Hellotalk – I keep this bad boy on my iPhone bottom row. Available in the Apple and Google stores, this app allows you to find people anywhere in the world (or your local area) who want to learn your native language and are native speakers of the language you’re learning. I’ve made many friends through this app, both in my local area and all over the world. Comes with language autocorrect software, free video and voice calling, and filters for finding like-minded people.
free

Textbook (and workbook) – Do research, and find a good university textbook. The ones that are created in a series type (i.e. Genki I, Genki II) with good reviews are your best bet. These types of textbooks try not to simplify everything (which hinders later learning) yet provide accurate and approachable results. They also usually come with CD’s for listening comprehension and associated workbooks for practice.
paid

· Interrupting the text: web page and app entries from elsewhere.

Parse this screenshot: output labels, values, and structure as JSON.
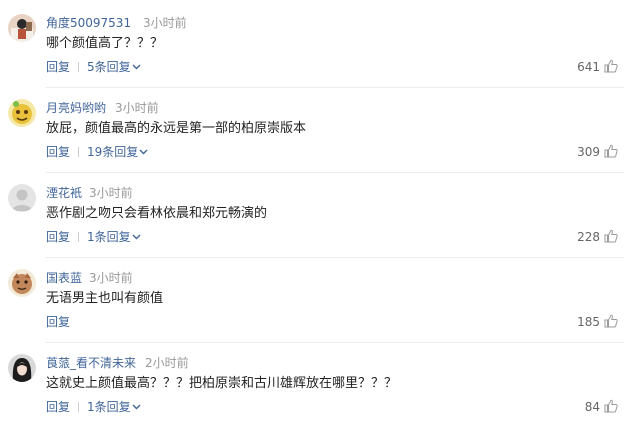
{
  "comments": [
    {
      "username": "角度50097531",
      "time": "3小时前",
      "content": "哪个颜值高了？？？",
      "reply_label": "回复",
      "replies_label": "5条回复",
      "likes": "641"
    },
    {
      "username": "月亮妈哟哟",
      "time": "3小时前",
      "content": "放屁，颜值最高的永远是第一部的柏原崇版本",
      "reply_label": "回复",
      "replies_label": "19条回复",
      "likes": "309"
    },
    {
      "username": "湮花衹",
      "time": "3小时前",
      "content": "恶作剧之吻只会看林依晨和郑元畅演的",
      "reply_label": "回复",
      "replies_label": "1条回复",
      "likes": "228"
    },
    {
      "username": "国表蓝",
      "time": "3小时前",
      "content": "无语男主也叫有颜值",
      "reply_label": "回复",
      "replies_label": "",
      "likes": "185"
    },
    {
      "username": "莨蒎_看不清未来",
      "time": "2小时前",
      "content": "这就史上颜值最高？？？把柏原崇和古川雄辉放在哪里？？？",
      "reply_label": "回复",
      "replies_label": "1条回复",
      "likes": "84"
    }
  ],
  "icons": {
    "chevron": "chevron-down-icon",
    "like": "thumbs-up-icon"
  },
  "colors": {
    "username": "#406599",
    "link": "#406599",
    "meta": "#999999",
    "text": "#222222",
    "divider": "#ececec"
  }
}
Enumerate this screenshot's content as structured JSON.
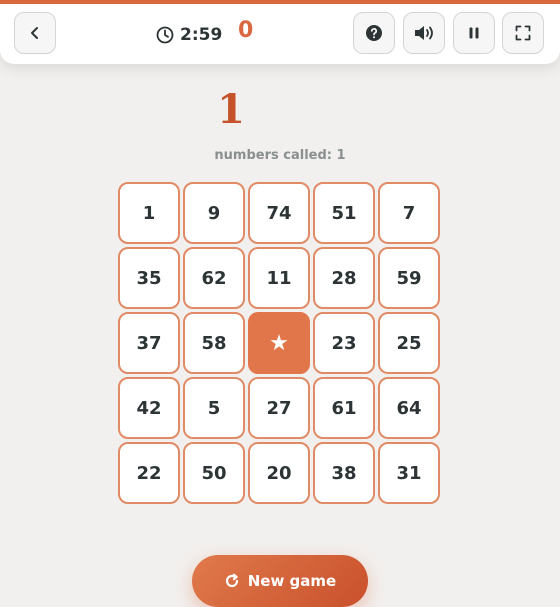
{
  "header": {
    "timer": "2:59",
    "score": "0",
    "icons": [
      "back-icon",
      "clock-icon",
      "help-icon",
      "sound-icon",
      "pause-icon",
      "fullscreen-icon"
    ]
  },
  "game": {
    "last_called": "1",
    "called_label": "numbers called: ",
    "called_count": "1",
    "board": [
      [
        "1",
        "9",
        "74",
        "51",
        "7"
      ],
      [
        "35",
        "62",
        "11",
        "28",
        "59"
      ],
      [
        "37",
        "58",
        "★",
        "23",
        "25"
      ],
      [
        "42",
        "5",
        "27",
        "61",
        "64"
      ],
      [
        "22",
        "50",
        "20",
        "38",
        "31"
      ]
    ],
    "free_cell_symbol": "★"
  },
  "actions": {
    "new_game_label": "New game"
  },
  "colors": {
    "accent": "#d9673f",
    "free_cell": "#e0764a",
    "cell_border": "#e08a66",
    "background": "#f2f0ee"
  }
}
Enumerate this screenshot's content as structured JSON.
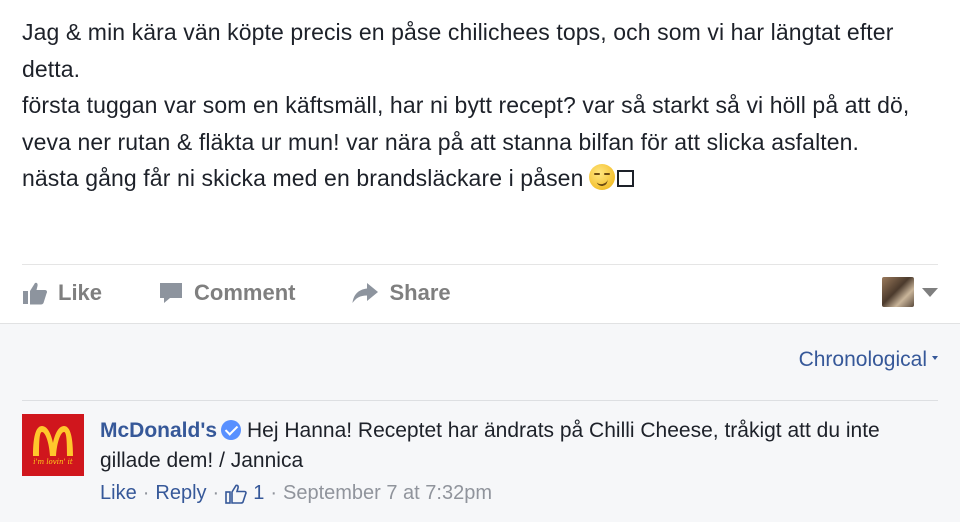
{
  "post": {
    "lines": [
      "Jag & min kära vän köpte precis en påse chilichees tops, och som vi har längtat efter detta.",
      "första tuggan var som en käftsmäll, har ni bytt recept? var så starkt så vi höll på att dö, veva ner rutan & fläkta ur mun! var nära på att stanna bilfan för att slicka asfalten.",
      "nästa gång får ni skicka med en brandsläckare i påsen"
    ],
    "emoji": "smirk-face-icon"
  },
  "actions": {
    "like": "Like",
    "comment": "Comment",
    "share": "Share"
  },
  "comments": {
    "sort_label": "Chronological",
    "items": [
      {
        "author": "McDonald's",
        "avatar_tagline": "i'm lovin' it",
        "text": "Hej Hanna! Receptet har ändrats på Chilli Cheese, tråkigt att du inte gillade dem! / Jannica",
        "like_label": "Like",
        "reply_label": "Reply",
        "like_count": "1",
        "timestamp": "September 7 at 7:32pm",
        "separator": "·"
      }
    ]
  },
  "colors": {
    "text": "#1d2129",
    "link": "#365899",
    "muted": "#7f7f7f",
    "mcdonalds_red": "#d0161d",
    "mcdonalds_yellow": "#ffc72c"
  }
}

Anki Flashcards – This flashcard app is available on computers. It uses an algorithm to sort your knowledge, and sort what you know and don’t know. It then recycles the more difficult items.
free

Dictionary – I use an app on my phone, and it’s a lifesaver.
free or paid

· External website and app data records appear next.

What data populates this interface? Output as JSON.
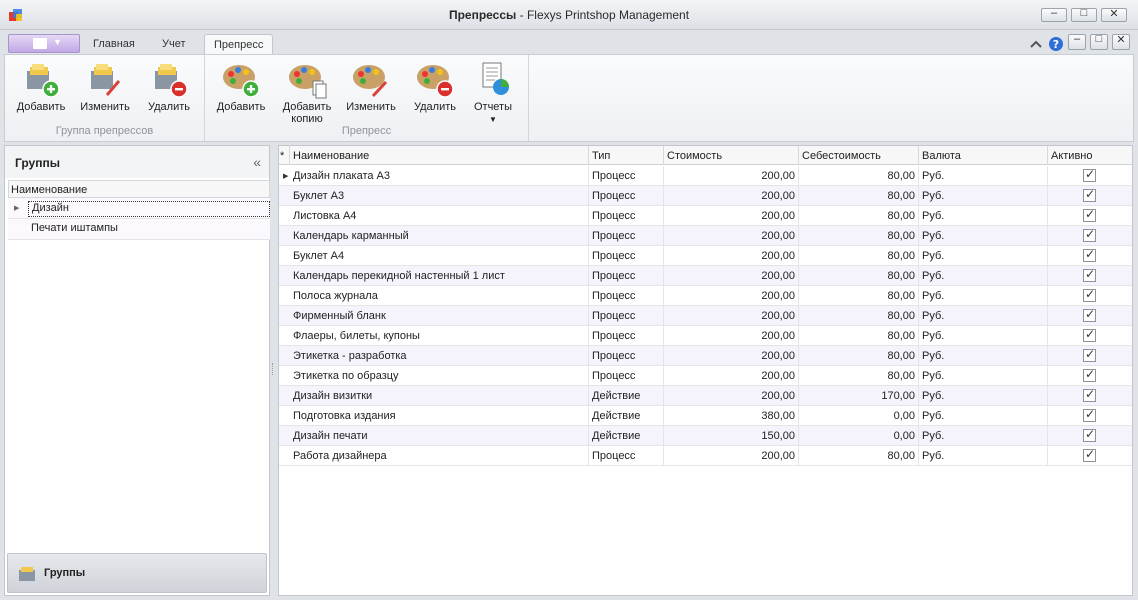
{
  "window": {
    "title_bold": "Препрессы",
    "title_rest": " - Flexys Printshop Management",
    "buttons": {
      "minimize": "–",
      "maximize": "□",
      "close": "✕"
    }
  },
  "ribbon": {
    "tabs": [
      {
        "label": "Главная"
      },
      {
        "label": "Учет"
      },
      {
        "label": "Препресс"
      }
    ],
    "groups": {
      "prepress_groups": {
        "label": "Группа препрессов",
        "add": "Добавить",
        "edit": "Изменить",
        "delete": "Удалить"
      },
      "prepress": {
        "label": "Препресс",
        "add": "Добавить",
        "add_copy_line1": "Добавить",
        "add_copy_line2": "копию",
        "edit": "Изменить",
        "delete": "Удалить",
        "reports": "Отчеты"
      }
    }
  },
  "left_panel": {
    "title": "Группы",
    "collapse": "«",
    "column_header": "Наименование",
    "items": [
      "Дизайн",
      "Печати иштампы"
    ],
    "footer_label": "Группы"
  },
  "grid": {
    "headers": {
      "marker": "*",
      "name": "Наименование",
      "type": "Тип",
      "cost": "Стоимость",
      "self_cost": "Себестоимость",
      "currency": "Валюта",
      "active": "Активно"
    },
    "rows": [
      {
        "name": "Дизайн плаката А3",
        "type": "Процесс",
        "cost": "200,00",
        "self_cost": "80,00",
        "currency": "Руб.",
        "active": true
      },
      {
        "name": "Буклет А3",
        "type": "Процесс",
        "cost": "200,00",
        "self_cost": "80,00",
        "currency": "Руб.",
        "active": true
      },
      {
        "name": "Листовка А4",
        "type": "Процесс",
        "cost": "200,00",
        "self_cost": "80,00",
        "currency": "Руб.",
        "active": true
      },
      {
        "name": "Календарь карманный",
        "type": "Процесс",
        "cost": "200,00",
        "self_cost": "80,00",
        "currency": "Руб.",
        "active": true
      },
      {
        "name": "Буклет А4",
        "type": "Процесс",
        "cost": "200,00",
        "self_cost": "80,00",
        "currency": "Руб.",
        "active": true
      },
      {
        "name": "Календарь перекидной настенный 1 лист",
        "type": "Процесс",
        "cost": "200,00",
        "self_cost": "80,00",
        "currency": "Руб.",
        "active": true
      },
      {
        "name": "Полоса журнала",
        "type": "Процесс",
        "cost": "200,00",
        "self_cost": "80,00",
        "currency": "Руб.",
        "active": true
      },
      {
        "name": "Фирменный бланк",
        "type": "Процесс",
        "cost": "200,00",
        "self_cost": "80,00",
        "currency": "Руб.",
        "active": true
      },
      {
        "name": "Флаеры, билеты, купоны",
        "type": "Процесс",
        "cost": "200,00",
        "self_cost": "80,00",
        "currency": "Руб.",
        "active": true
      },
      {
        "name": "Этикетка - разработка",
        "type": "Процесс",
        "cost": "200,00",
        "self_cost": "80,00",
        "currency": "Руб.",
        "active": true
      },
      {
        "name": "Этикетка по образцу",
        "type": "Процесс",
        "cost": "200,00",
        "self_cost": "80,00",
        "currency": "Руб.",
        "active": true
      },
      {
        "name": "Дизайн визитки",
        "type": "Действие",
        "cost": "200,00",
        "self_cost": "170,00",
        "currency": "Руб.",
        "active": true
      },
      {
        "name": "Подготовка издания",
        "type": "Действие",
        "cost": "380,00",
        "self_cost": "0,00",
        "currency": "Руб.",
        "active": true
      },
      {
        "name": "Дизайн печати",
        "type": "Действие",
        "cost": "150,00",
        "self_cost": "0,00",
        "currency": "Руб.",
        "active": true
      },
      {
        "name": "Работа дизайнера",
        "type": "Процесс",
        "cost": "200,00",
        "self_cost": "80,00",
        "currency": "Руб.",
        "active": true
      }
    ]
  }
}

TuneIn – Allows you to listen to radio from anywhere in the world. You get the point.
free

Meetup – You’ve probably heard of meetup, but have you ever thought to use it to learn a language? Find some language groups of people who are from your desired country, or trying to learn the language. They do send an annoying amount of emails, so be sure to opt out of them, but still a great resource.
free

Memrize – Awesome for getting pesky vocab stuck in your long-term memory.
free

Youtube – Feeling lazy one day? Just watch a few Youtube videos of people trying to teach you. Even if it’s not good, you will walk away with something.
free

Lang-8 – For more advanced users, but you essentially blog in the desired language and then natives correct your writing.
free

Create your own! – Here’s an example. I purchased the ‘manga-fied’ versions of Studio Ghibli films, and watch the films in Japanese. While I watch them, I listen to how they speak and I read along with the script from my book. I enjoy the movie, and learn at the same time.

Other study methods I’ve heard good things about, but haven’t tried.
Duolingo – Memorization app
Influent – Game on steam
FluentU – Learn a language with real-world videos

For Japanese only:
Genki Texbook – My rock, my bible. (paid)
Genki Workbook – Textbook’s partner-in-crime. (paid)
Genki Vocab App – For all those gud wurds. (paid)
Genki Kanji App – For those who slack too much in my Kanji studying. (paid)
Genk Conjugation App – For conjugating verbs and adjectives. (paid)
Imiwa? App – Japanese-to-any language dictionary. Pure awesomeness. (free)
Jisho.org – A powerful Kanji learning website. (free)
Renshuu.org – A language-practicing website for memorization. (free)
Tae Kim’s Learning Japanese – Online Japanese textbook. (free)

Love & 愛,
Jared

Post (smoooooth) Script: Check out these two English dudes who learned basic Turkish in a week. Here’s how they did it.